National Treasury and the South African Reserve Bank have released a new policy paper which looks at a possible review of the National Payment System Act.
A national payment system (NPS) is a set of arrangements and infrastructures that enables consumers, businesses and other entities to transfer funds to one another.
In a media statement, the two groups said that a number of developments prompted a rethink of the comprehensiveness and relevance of the existing payments regulatory framework.
In addition to identifying these developments for review, the policy document also sets out a number of possible recommendations that the National Treasury and Reserve Bank could introduce going forward.

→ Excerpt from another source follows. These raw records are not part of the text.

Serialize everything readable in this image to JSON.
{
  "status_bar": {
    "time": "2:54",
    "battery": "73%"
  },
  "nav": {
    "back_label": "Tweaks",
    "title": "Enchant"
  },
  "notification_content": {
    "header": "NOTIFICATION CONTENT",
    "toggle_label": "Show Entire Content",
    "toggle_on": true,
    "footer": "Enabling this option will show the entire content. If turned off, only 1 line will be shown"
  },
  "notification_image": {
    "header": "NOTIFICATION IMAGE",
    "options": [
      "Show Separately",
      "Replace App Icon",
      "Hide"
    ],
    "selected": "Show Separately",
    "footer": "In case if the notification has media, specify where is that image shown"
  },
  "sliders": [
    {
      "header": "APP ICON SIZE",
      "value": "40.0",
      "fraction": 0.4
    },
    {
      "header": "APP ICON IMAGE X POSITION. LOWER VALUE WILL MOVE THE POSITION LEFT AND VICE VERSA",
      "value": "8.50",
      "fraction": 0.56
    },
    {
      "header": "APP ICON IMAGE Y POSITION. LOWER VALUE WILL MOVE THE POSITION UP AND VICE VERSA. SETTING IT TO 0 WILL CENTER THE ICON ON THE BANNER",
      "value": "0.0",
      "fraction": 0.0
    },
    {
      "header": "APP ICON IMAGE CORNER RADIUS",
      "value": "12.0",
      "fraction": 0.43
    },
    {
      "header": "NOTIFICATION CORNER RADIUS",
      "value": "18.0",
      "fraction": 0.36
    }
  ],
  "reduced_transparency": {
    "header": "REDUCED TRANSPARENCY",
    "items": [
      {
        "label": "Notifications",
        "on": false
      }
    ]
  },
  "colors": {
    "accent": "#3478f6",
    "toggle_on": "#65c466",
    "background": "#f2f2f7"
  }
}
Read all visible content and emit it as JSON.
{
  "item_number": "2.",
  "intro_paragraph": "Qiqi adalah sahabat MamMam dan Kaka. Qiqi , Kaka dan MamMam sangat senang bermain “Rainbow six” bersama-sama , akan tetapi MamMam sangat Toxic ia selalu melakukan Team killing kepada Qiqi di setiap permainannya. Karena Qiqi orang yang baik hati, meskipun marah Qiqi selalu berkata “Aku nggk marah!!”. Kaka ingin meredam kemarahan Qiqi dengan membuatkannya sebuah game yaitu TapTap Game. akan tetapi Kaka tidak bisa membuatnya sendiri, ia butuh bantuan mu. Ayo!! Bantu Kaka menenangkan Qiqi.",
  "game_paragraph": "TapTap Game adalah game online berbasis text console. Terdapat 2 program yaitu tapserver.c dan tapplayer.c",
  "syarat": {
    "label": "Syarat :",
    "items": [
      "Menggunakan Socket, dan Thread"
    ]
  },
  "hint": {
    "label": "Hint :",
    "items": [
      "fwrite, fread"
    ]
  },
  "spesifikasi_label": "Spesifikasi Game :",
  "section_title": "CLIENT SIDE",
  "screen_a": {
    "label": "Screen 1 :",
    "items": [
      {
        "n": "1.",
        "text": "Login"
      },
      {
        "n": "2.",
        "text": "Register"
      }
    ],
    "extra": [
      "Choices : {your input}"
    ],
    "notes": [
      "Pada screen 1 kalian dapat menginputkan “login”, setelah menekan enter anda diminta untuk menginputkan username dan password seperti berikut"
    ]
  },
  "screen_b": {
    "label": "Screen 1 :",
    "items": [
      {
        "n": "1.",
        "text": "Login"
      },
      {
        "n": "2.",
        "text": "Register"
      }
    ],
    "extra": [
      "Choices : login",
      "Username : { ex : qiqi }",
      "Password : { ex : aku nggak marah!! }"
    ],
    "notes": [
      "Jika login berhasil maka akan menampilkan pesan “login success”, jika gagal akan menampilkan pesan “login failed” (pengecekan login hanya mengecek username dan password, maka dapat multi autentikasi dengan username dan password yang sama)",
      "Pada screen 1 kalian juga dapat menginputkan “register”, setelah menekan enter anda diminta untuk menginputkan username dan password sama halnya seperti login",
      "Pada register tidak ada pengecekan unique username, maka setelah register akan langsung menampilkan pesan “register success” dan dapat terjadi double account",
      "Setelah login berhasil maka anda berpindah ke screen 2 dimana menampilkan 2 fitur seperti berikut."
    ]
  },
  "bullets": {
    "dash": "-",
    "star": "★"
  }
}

New or unregulated service providers, services, systems and instruments
One of these areas is ‘new or unregulated service providers, services, systems and instruments’ – which the policy document identifies as virtual currencies, distributed ledger technologies and fintech companies.
“The National Payment System Department (NPSD) is aware of payment systems, payment services, instruments, products, functionalities and service providers operating in the unregulated domain,” it states.
“These include closed-loop systems such as the social grants payment system, payroll deduction system, mobile money systems/providers, remittance products and operators, VCs, fintech, cloud computing, artificial intelligence, open banking, and so on.
“In certain instances, some of these systems, services, instruments, functionalities, products and service providers are mainly provided as an alternative to regulated systems, instruments, services and providers, or to circumvent the existing NPS regulatory framework in contravention of the applicable public policy objectives.”
While the policy document states that direct regulation of all payment systems, instruments, technologies, functionality, services and service providers may be practically impossible, it argues that the SARB should have the authority to intervene in the unregulated domain where necessary to promote adherence to the public policy objectives and other applicable principles.
“The SARB should be required to, on an ongoing basis, scan the regulatory perimeter to identify and respond to emerging risks,” it states.
“The NPS Act should therefore provide for this and have an enabling provision empowering the SARB to intervene through the issuing of standards, conditions, authorisation criteria or directives in respect of these services, systems or entities, and to take the necessary enforcement for non-compliance with these regulatory instruments.”
It adds that the NPS Act should also have a prohibitions clause for the outright prohibition of provision of regulated services, instruments and systems without the required authorisation.
“In the future, the SARB should consider other methods of payment that could impact the efficiency and stability of the NPS, especially transfers of value other than money (e.g. the transfer of airtime and bitcoin).
“These activities may bring immediate risks to the consumer as well as longer-term risk to effective monetary policy, and may require appropriate regulation,” it states.